About CoStar Group, Inc.
CoStar Group (Nasdaq:CSGP) is the leading provider of commercial real estate information, analytics and online marketplaces. Founded in 1987, CoStar conducts expansive, ongoing research to produce and maintain the largest and most comprehensive database of commercial real estate information. Our suite of online services enables clients to analyze, interpret and gain unmatched insight on commercial property values, market conditions and current availabilities. Through LoopNet, the Company operates the most heavily trafficked commercial real estate marketplace online with more than 9.6 million registered members. Apartments.com is a premier online apartment resource for renters that matches apartment seekers with great apartment homes and provides property managers and owners a proven platform for marketing their properties. CoStar operates websites with over 22 million unique monthly visitors in aggregate during March 2015. Headquartered in Washington, DC, CoStar maintains offices throughout the U.S., Canada and Europe with a staff of approximately 3,000 worldwide, including the industry's largest professional research organization. For more information, visit www.costargroup.com.
This news release includes "forward-looking statements" including, without limitation, statements regarding CoStar's expectations, beliefs, intentions or strategies regarding the future. These statements are based upon current beliefs and are subject to many risks and uncertainties that could cause actual results to differ materially from these statements.

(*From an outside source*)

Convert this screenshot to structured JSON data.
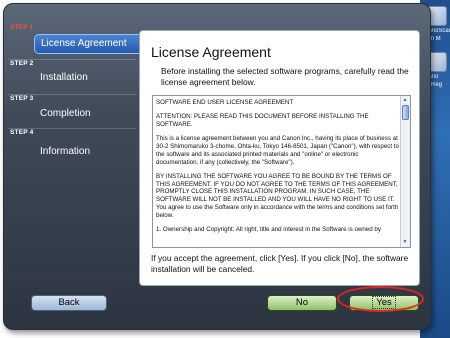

The following factors, among others, could cause or contribute to such differences: the risk that the trends represented or implied by the indices will not continue or produce the results suggested by such trends, including the risk that first quarter 2015 investment volume is not indicative of the strength of capital flows for the remainder of the year; the risk that markets do not become increasingly competitive as construction levels rise and as expected; the risk that late recovery markets, including Prime Retail Metros, do not produce more upside; the risk that Prime Industrial Metros do not experience more price appreciation; and the risk that investor demand and commercial real estate pricing levels will not continue at the levels or with the trends indicated in this release. More information about potential factors that could cause actual results to differ materially from those discussed in the forward-looking statements include, but are not limited to, those stated in CoStar's filings from time to time with the Securities and Exchange Commission, including in CoStar's Annual Report on Form 10-K for the year ended December 31, 2014, and Quarterly Report on Form 10-Q for the quarter ended March 31, 2015, each of which is filed with the SEC, including in the "Risk Factors" section of those filings, as well as the company's other filings with the SEC available at the SEC's website (www.sec.gov). All forward-looking statements are based on information available to CoStar on the date hereof, and CoStar assumes no obligation to update such statements, whether as a result of new information, future events or otherwise.